means also family, and the word
Korot
denotes both chronicles
and beams. Agnon took his title from the Song o f Songs 1:17,
“T he beams o f ou r houses are cedars, and ou r panels are cypres­
ses.” And the beams, i.e. the ancestors, are indeed po r trayed as
grea t men, as cedars.
T he titles o f both books re fe r also to the Jewish people as a
whole.
Ir u-Meloah
recalls the national disaster o f the annihilation
o f the Kingdom o f Samaria. Thus, Buczacz becomes a symbol o f
the par t o f the Jewish people tha t was destroyed by the Holocaust.
As to
Korot Bateynu,
it also represents the whole assembly o f Israel.
In a midrash perta in ing to the biblical verse from the Songs o f
Songs, “ou r houses” (which actually is often read as “ou r house”)
is taken to mean the Holy Temple and this relates the family to the
entire Jewish people. T he special usage o f biblical names in both
books contributes to the myth. In
Korot Bateynu,
fo r example, the
symbolism is quite obvious when an ancestor is men tioned who
had “. . . twelve ch ildren
like the twelve tribes of Israel
.” Also, both
books have a lot in common where style is concerned, fo r they are
not governed by the aesthetic guidelines o f the European story.
In
Ir u-Meloah
many stories are quite lengthy, and can be term ed
“onion stories” because they contain a story within a story, all
peels and no core. Oddly enough, the stories which are aesthe ti­
cally better here seem to be those in which Agnon the historian
takes over. His concept o f the Almighty as an eternal axis a round
which the ages revolve in never end ing cycles o f destruc tion and
upbuilding, is linked with his concept o f the eternity o f the T o rah
and that o f the Assembly o f Israel.
Agnon’s beautiful story o f the chande lier dem onstra tes it
clearly. T h e re was a chandelier in the synagogue o f Buczacz to
which one eagle was attached when the town was u n d e r Polish
rule. T hen the town came und e r Austrian rule, and ano th e r eagle
was added to the chandelier. T h en the Poles reconquered the

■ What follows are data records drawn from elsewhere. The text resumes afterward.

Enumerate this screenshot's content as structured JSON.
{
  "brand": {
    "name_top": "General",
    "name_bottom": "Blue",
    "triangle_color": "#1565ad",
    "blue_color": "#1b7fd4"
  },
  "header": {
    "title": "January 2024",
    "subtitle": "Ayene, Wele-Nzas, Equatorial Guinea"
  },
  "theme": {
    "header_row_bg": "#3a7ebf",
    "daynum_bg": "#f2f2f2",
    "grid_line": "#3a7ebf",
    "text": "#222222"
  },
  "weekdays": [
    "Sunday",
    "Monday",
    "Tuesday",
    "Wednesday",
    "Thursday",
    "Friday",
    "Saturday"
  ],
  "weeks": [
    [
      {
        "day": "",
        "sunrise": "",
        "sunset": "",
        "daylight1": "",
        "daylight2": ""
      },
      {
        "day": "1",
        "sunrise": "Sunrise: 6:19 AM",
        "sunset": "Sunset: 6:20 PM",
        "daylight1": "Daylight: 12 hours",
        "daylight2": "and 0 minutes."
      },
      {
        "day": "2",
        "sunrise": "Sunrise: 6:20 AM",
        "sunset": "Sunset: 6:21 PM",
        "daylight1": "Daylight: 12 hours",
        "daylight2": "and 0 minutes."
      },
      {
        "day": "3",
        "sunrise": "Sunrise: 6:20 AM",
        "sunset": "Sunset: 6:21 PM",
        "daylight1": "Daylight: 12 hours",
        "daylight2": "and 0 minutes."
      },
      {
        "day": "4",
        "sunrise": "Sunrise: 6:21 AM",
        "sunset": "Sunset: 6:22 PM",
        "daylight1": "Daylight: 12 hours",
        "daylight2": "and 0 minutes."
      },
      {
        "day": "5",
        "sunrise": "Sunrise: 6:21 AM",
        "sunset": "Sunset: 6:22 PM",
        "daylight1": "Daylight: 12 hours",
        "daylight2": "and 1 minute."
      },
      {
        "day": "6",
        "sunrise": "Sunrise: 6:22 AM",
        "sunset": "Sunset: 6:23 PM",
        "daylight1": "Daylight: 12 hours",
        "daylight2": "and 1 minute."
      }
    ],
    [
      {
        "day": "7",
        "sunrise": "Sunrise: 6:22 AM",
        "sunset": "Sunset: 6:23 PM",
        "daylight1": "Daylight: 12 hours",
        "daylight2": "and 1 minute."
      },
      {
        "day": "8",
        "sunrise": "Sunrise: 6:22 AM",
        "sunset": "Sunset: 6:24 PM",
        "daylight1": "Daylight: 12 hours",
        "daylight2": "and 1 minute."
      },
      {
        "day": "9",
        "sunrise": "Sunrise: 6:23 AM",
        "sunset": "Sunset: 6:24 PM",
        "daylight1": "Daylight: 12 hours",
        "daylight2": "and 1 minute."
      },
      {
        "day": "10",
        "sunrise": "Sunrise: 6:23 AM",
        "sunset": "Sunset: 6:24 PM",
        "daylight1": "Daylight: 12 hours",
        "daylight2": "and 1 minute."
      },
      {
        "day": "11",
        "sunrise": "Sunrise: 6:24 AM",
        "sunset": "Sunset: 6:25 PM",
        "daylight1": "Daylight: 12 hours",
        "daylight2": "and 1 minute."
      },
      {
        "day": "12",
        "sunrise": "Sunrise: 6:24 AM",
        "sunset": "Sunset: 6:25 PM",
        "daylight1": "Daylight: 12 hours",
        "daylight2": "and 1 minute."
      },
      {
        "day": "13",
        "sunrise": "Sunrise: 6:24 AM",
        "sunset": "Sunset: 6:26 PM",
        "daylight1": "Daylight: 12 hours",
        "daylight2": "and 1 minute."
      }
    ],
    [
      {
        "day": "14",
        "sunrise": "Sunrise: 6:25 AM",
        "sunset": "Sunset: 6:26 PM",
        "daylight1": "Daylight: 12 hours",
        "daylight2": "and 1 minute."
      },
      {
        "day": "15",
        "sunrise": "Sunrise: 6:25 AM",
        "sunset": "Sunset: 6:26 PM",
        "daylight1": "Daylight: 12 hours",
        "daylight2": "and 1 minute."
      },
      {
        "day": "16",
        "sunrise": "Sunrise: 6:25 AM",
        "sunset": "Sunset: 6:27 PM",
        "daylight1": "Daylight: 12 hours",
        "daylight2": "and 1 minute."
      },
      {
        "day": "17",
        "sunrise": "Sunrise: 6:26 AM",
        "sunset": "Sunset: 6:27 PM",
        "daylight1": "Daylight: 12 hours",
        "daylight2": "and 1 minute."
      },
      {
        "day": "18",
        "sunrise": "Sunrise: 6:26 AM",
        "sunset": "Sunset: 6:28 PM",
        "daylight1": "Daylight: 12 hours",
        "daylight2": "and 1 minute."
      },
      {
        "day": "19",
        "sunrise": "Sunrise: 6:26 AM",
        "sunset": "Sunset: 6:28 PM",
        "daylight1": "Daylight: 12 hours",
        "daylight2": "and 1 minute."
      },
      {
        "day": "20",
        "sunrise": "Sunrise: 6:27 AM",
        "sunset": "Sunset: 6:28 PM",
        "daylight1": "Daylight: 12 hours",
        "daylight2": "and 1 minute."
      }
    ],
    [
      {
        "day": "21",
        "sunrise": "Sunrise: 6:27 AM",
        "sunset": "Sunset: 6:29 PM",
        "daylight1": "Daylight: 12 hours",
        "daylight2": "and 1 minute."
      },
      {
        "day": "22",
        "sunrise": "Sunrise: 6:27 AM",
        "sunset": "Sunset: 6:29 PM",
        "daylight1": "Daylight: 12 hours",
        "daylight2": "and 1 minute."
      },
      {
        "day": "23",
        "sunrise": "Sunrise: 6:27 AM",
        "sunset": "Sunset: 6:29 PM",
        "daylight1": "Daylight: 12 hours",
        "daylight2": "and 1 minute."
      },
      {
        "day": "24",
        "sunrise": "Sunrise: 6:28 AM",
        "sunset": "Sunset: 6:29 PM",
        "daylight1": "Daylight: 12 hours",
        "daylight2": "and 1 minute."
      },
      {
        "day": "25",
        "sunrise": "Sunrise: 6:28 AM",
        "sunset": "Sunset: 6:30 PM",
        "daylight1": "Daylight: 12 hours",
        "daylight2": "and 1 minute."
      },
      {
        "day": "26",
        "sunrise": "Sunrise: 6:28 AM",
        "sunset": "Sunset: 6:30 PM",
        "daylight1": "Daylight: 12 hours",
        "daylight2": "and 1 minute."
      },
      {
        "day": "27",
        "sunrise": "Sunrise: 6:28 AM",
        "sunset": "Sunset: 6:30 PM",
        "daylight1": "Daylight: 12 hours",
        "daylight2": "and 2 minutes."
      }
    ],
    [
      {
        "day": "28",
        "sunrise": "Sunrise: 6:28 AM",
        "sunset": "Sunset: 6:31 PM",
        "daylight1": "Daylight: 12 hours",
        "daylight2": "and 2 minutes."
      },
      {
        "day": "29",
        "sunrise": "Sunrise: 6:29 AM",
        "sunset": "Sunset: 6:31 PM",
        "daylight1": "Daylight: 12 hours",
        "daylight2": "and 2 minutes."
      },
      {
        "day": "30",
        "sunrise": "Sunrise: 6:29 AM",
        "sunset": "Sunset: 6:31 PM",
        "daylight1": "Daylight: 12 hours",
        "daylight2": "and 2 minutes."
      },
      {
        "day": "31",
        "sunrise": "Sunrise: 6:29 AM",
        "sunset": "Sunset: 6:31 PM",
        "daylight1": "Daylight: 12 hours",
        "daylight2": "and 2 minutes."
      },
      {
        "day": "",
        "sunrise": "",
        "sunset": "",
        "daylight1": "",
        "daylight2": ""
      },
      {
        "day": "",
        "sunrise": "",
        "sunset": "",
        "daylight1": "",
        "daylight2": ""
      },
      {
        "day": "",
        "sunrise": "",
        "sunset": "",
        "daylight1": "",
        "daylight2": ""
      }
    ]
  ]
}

town and one eagle had to be detached and removed. T h e story
goes on and on, telling how the Jews o f the town tried always to
accommodate the ir continually changing rulers. Finally they saw
the light and , discarding all the foreign additions, they let the
chandelier shine in the service o f the only kingdom tha t is ever­
lasting — the Kingdom o f God.
Korot Bateynu
is a family saga, in which the individual is o f
interest only insofar as he is a link in the family chain. T h e
tendency to idealize the past generations and the reco rd ing o f